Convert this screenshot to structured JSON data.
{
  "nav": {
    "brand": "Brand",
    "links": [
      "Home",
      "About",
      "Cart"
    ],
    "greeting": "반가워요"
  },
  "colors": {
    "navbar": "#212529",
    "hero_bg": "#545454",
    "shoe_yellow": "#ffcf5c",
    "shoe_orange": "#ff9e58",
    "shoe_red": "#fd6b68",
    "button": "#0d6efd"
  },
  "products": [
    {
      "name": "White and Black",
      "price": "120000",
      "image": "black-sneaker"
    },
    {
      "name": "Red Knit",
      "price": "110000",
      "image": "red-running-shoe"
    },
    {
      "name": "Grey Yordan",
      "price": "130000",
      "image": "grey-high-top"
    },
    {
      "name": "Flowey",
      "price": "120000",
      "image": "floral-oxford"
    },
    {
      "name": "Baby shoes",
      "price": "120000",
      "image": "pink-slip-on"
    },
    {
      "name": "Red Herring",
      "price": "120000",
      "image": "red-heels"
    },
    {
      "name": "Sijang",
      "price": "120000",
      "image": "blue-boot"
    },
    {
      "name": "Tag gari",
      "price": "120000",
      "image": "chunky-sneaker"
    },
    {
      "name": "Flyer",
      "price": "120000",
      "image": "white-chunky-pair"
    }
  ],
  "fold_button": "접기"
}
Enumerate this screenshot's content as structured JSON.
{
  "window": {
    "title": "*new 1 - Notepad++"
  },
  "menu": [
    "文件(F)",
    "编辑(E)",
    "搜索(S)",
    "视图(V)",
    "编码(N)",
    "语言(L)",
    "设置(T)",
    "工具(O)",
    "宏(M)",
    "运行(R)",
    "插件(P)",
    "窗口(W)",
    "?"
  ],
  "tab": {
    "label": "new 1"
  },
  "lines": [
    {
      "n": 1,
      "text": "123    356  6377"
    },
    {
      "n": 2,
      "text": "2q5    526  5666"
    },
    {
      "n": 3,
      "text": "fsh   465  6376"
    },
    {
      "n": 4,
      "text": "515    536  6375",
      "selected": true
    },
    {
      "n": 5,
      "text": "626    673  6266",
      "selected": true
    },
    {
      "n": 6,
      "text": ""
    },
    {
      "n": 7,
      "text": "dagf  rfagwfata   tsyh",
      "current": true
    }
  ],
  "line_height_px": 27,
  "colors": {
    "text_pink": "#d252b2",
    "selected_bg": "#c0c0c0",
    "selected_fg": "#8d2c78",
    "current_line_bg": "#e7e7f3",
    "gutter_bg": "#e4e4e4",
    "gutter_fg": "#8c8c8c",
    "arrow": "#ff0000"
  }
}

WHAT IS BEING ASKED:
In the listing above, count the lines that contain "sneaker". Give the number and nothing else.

SOLUTION TO THE PROBLEM:
2